In the data, find the word "Excel" and copy out every line that has it.
Entries provided Block Start
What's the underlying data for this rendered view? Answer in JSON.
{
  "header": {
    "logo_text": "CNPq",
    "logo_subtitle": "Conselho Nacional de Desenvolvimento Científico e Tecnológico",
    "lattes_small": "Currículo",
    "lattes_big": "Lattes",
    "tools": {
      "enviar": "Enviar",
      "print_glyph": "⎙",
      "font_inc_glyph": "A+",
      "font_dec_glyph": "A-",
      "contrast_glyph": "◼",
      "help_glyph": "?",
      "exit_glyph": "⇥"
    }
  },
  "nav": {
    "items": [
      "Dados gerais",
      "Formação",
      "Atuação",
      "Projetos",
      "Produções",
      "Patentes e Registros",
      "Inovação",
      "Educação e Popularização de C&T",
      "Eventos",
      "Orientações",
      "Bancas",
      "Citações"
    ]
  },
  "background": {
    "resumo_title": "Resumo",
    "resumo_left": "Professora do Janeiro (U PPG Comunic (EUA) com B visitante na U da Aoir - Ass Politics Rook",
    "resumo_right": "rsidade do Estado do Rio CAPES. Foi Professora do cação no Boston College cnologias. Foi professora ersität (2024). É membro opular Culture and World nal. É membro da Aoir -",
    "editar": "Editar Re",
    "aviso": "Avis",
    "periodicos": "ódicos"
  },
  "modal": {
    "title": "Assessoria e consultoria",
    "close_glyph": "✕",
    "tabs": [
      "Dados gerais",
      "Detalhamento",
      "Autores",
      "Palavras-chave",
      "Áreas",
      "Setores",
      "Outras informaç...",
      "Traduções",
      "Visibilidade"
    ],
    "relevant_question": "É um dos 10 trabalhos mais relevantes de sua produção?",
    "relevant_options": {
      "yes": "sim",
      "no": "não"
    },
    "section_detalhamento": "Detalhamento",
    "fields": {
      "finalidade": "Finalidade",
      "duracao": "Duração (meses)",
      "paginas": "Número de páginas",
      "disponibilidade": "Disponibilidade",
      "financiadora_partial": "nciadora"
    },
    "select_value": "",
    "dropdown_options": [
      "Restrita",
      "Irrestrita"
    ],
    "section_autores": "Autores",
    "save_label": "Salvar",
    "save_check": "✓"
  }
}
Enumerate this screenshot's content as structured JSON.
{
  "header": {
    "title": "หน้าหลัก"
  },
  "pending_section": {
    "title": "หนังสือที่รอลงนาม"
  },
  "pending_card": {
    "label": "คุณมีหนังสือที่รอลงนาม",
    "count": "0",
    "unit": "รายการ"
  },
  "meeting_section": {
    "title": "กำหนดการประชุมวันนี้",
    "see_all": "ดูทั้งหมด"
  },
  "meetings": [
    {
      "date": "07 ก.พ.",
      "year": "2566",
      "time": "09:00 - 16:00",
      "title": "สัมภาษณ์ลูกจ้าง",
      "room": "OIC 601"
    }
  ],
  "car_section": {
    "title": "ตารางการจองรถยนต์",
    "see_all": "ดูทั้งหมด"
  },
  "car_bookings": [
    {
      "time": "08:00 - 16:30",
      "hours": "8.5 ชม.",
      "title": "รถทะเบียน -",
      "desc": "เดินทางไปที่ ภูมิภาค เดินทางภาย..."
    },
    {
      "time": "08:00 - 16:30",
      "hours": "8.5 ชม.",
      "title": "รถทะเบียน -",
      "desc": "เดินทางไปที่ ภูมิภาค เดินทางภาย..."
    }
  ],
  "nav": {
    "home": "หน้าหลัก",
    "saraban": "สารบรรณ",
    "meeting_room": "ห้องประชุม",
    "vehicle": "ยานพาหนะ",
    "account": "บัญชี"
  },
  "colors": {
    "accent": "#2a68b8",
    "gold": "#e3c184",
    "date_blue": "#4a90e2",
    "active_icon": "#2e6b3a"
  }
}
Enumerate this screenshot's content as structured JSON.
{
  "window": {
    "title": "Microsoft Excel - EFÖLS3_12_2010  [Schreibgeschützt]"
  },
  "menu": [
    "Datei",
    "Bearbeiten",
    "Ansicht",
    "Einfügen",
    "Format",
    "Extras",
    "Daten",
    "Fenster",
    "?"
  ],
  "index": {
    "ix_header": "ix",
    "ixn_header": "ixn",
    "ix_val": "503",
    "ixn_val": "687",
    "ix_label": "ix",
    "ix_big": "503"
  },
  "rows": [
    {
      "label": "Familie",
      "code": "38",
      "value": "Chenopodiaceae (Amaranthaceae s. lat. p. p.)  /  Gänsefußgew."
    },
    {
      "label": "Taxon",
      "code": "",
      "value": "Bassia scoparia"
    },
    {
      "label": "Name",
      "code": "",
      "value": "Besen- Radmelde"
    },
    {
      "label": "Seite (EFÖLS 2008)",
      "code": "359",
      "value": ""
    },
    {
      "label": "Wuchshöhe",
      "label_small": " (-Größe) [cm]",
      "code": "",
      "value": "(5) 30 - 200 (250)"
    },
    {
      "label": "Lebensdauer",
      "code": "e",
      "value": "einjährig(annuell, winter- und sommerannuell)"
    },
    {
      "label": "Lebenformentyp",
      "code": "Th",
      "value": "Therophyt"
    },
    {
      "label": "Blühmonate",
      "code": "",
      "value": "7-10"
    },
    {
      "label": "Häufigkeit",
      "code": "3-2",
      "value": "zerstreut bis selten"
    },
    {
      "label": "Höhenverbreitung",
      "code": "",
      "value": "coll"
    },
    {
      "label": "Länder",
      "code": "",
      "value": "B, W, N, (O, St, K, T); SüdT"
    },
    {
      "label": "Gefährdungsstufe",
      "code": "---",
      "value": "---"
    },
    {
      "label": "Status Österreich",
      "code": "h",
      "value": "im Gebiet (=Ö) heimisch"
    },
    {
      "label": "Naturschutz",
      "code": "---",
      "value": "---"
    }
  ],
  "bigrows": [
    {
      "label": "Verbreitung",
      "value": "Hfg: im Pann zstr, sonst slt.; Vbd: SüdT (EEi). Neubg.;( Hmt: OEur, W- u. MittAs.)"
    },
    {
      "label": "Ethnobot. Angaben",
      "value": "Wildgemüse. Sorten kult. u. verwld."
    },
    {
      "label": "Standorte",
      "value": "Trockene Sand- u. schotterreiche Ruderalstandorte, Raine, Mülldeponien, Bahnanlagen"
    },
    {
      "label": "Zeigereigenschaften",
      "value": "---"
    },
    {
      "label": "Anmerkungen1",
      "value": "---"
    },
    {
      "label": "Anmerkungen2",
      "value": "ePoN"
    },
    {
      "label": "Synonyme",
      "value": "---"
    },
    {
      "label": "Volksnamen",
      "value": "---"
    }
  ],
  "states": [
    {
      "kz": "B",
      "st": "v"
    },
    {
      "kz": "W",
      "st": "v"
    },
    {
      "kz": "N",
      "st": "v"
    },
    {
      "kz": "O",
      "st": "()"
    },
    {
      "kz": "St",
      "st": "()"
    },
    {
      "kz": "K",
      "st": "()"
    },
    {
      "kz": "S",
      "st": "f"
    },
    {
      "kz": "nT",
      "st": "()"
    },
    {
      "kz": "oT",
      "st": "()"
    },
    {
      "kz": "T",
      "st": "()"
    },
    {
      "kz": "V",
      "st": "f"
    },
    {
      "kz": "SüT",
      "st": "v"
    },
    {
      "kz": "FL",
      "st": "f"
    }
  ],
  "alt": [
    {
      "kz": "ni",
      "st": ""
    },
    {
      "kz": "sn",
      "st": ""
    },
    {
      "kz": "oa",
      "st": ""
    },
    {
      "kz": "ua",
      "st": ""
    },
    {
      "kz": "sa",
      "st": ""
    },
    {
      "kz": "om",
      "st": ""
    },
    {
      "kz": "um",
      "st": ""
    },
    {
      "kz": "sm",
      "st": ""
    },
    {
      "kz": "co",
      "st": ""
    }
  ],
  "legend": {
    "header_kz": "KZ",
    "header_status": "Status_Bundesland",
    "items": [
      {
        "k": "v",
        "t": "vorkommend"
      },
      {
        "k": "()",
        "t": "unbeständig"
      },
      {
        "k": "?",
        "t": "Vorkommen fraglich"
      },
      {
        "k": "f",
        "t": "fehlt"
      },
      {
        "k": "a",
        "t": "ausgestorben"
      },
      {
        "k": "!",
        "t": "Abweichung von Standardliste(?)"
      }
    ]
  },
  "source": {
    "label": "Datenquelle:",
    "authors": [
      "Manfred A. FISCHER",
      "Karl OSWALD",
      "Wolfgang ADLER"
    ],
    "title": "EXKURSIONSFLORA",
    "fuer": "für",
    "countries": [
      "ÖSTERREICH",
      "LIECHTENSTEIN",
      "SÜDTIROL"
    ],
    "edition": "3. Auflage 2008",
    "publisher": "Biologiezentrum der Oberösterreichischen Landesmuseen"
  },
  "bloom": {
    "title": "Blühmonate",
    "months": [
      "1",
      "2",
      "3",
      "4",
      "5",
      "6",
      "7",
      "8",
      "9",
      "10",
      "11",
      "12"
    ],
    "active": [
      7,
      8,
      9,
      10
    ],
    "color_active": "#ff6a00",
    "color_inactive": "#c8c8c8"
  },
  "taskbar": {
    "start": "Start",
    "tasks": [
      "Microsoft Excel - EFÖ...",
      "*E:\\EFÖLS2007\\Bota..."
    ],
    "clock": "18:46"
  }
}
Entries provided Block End
## Task solution
    "title": "Microsoft Excel - EFÖLS3_12_2010  [Schreibgeschützt]"
      "Microsoft Excel - EFÖ...",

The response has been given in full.